Some factors that influence offshoring are driven by markets while others are based on government intervention. Companies selling to an overseas market sometimes find it easier to use local workers to customize a product because they better understand the tastes of the customers. Also, the markets in many emerging countries with a burgeoning new consumer class, such as India and China, are growing at three to four times the rate of markets in developed countries in North America and Europe. In other cases, governments are actively pursuing offshore outsourcing of U.S. and European jobs by offering an array of incentives, such as tax holidays (where the firm pays no income or property taxes), new facilities at reduced rates, and training subsidies. And some countries require the transfer of technology and high-wage jobs as a condition for selling in their markets.

U.S. government tax and immigration policies are actually speeding up offshoring. U.S.-based multinational corporations that outsource work offshore receive tax breaks.4 And offshore outsourcing firms have exploited loopholes in U.S. immigration policy, particularly in the H-1B and L-1 guest worker visas, to facilitate the transfer of work overseas.5

Major changes in technology and social norms have enabled offshoring. Technological breakthroughs in telecommunications, the Internet, and collaborative software tools have dramatically lowered the costs of doing business remotely and across borders.

Additionally, shifts in employment relations and norms have made it much easier for firms to substitute foreign workers for U.S. workers.

Which Industries and Where

Information technology (IT) services was the first industrial sector to move a significant number of jobs offshore. Labor costs, which are often 70 percent of the net cost for IT firms, make the sector ripe for offshoring. Other information-intensive sectors, such as insurance and financial services, are aggressively offshoring. While not well publicized, occupations in a wide variety of other sectors (for example, journalism, law, medicine, and animation) are also moving offshore.
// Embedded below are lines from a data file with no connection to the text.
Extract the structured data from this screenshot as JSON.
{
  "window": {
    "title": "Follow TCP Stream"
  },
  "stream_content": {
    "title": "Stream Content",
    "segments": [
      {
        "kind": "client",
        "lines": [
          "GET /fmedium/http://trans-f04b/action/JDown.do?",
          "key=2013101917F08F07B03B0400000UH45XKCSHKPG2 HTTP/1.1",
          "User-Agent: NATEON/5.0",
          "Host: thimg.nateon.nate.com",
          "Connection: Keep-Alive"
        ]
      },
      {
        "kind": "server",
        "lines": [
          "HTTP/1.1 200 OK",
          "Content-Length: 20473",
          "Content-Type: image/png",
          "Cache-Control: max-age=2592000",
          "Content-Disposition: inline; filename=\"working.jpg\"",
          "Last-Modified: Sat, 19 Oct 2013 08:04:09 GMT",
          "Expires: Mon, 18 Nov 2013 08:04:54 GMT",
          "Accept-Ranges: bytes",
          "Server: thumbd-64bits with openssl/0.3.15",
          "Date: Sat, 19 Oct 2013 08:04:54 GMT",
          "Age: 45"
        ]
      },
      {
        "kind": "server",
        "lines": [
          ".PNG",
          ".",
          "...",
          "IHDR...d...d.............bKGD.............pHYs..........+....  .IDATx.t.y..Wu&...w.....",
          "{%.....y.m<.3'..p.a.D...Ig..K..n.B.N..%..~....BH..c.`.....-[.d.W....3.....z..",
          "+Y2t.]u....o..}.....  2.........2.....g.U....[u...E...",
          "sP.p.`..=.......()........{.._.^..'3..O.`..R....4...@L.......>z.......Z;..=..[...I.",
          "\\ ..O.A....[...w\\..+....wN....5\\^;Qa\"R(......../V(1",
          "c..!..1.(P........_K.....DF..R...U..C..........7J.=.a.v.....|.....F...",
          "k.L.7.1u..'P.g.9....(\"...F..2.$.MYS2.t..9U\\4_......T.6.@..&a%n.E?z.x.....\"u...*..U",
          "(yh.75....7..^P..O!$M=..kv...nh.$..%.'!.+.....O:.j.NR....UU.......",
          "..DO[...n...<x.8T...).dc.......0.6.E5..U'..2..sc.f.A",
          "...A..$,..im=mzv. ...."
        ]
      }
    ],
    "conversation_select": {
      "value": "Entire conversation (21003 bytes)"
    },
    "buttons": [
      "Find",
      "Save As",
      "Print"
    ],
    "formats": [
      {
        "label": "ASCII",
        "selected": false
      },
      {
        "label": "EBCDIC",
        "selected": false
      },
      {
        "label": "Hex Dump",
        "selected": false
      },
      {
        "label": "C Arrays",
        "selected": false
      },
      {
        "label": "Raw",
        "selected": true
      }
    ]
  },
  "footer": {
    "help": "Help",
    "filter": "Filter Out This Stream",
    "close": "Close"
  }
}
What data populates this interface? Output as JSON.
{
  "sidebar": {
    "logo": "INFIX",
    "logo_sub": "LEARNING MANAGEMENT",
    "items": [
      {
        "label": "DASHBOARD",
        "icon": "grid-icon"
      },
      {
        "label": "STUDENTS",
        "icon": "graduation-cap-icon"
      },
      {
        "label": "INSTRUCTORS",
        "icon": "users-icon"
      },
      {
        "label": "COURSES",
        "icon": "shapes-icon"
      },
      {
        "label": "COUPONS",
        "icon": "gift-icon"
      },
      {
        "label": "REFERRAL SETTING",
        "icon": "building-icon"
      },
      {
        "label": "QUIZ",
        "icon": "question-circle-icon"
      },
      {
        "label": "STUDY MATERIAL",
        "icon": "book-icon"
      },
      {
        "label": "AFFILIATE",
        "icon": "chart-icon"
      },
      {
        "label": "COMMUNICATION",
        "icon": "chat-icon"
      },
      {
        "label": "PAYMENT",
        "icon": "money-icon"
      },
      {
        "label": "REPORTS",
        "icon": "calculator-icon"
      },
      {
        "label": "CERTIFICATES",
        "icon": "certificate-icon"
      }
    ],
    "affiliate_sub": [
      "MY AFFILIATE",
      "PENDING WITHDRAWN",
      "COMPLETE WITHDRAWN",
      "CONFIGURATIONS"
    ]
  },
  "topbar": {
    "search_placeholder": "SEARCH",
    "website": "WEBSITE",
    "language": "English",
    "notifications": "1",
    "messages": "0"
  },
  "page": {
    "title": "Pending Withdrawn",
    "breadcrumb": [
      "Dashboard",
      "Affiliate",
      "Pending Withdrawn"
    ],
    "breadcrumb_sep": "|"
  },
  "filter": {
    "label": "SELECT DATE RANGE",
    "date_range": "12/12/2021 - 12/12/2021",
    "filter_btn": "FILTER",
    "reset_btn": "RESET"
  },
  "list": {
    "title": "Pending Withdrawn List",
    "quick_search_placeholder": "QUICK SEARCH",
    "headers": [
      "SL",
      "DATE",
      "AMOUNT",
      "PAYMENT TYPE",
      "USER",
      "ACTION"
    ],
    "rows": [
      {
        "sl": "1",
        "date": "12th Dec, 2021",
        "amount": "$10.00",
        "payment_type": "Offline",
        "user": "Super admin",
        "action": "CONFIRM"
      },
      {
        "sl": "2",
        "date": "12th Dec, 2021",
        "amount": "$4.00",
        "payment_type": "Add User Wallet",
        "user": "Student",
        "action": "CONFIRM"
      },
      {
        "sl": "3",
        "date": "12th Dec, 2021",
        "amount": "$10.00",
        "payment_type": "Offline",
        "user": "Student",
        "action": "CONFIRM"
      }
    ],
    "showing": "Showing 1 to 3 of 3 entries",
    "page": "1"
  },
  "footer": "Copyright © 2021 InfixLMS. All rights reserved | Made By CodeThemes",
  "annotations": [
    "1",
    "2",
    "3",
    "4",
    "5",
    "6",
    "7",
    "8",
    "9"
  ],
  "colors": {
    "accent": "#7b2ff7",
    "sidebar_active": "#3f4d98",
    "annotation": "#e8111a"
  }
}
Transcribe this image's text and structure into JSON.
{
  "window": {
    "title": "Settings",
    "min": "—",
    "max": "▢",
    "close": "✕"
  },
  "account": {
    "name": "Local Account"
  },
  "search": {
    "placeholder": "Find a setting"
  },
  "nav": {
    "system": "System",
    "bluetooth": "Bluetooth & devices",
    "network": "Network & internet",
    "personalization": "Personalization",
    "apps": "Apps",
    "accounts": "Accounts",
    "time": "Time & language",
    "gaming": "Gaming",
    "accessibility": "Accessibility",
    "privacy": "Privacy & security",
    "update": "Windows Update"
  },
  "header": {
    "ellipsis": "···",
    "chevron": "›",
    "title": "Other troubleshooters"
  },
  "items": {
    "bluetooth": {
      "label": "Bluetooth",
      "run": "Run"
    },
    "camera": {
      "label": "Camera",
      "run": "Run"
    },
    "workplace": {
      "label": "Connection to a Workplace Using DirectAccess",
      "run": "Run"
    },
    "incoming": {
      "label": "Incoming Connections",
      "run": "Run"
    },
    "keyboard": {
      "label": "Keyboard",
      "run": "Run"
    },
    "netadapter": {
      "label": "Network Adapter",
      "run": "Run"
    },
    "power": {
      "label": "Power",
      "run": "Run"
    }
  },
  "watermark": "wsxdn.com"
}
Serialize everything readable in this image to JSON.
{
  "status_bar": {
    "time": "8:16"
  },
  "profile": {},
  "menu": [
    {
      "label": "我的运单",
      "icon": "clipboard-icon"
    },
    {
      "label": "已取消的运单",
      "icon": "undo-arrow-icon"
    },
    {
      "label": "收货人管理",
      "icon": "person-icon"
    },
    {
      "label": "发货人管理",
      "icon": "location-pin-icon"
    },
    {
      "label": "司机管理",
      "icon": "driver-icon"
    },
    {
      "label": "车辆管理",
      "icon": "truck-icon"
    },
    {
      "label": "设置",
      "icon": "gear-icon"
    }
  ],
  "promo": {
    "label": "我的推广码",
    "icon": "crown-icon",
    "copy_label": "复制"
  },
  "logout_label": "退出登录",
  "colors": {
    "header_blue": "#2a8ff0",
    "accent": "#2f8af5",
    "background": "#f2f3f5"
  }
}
India has been the major beneficiary of white-collar offshoring from the United States, but almost every other developing country is trying to replicate India’s success. India has many advantages, including its large English-speaking educated workforce, its large diaspora living in the United States and the U.K., and its specialization in IT. Western Europe is about three to five years behind the United States in offshoring due to language barriers and greater protection for their domestic workers. But this phenomenon is growing in importance both economically and politically there as well.


Ron Hira is an assistant professor of public policy at Rochester Institute of Technology and co-author of Outsourcing America (AMACOM, 2008).


For More Information

This article appears in: Marlene A. Lee and Mark Mather, "U.S. Labor Force Trends," Population Bulletin 63, no. 2 (2008).


References

  1. Timothy J. Sturgeon, "Why We Can’t Measure the Economic Effects of Services Offshoring: The Data Gaps and How to Fill Them," Services Offshoring Working Group Final Report, (Cambridge, MA: Industrial Performance Center, Massachusetts Institute of Technology, Sept. 10, 2006).
  2. India wage based on author's estimates. U.S. wage source: Bureau of Labor Statistics, National Occupational Employment and Wage Estimates, May 2007.
  3. Brian Jackson, "EDS Says Offshoring Great for Profitability, Promises to Continue," ITBusiness.ca (Canada), April 23, 2008.
  4. Kimberly A. Clausing, "The Role of U.S. Tax Policy in Offshoring," in Brookings Trade Forum: Offshoring White-Collar Work,  ed. Lael Brainard and Susan M. Collins (Washington, DC: Brookings Institution Press, 2006).
  5. Ron Hira, "Outsourcing America's Technology and Knowledge Jobs: High-Skill Guest Worker Visas Are Currently Hurting Rather Than Helping Keep Jobs at Home,"EPI Briefing Paper 187 (March 28, 2007).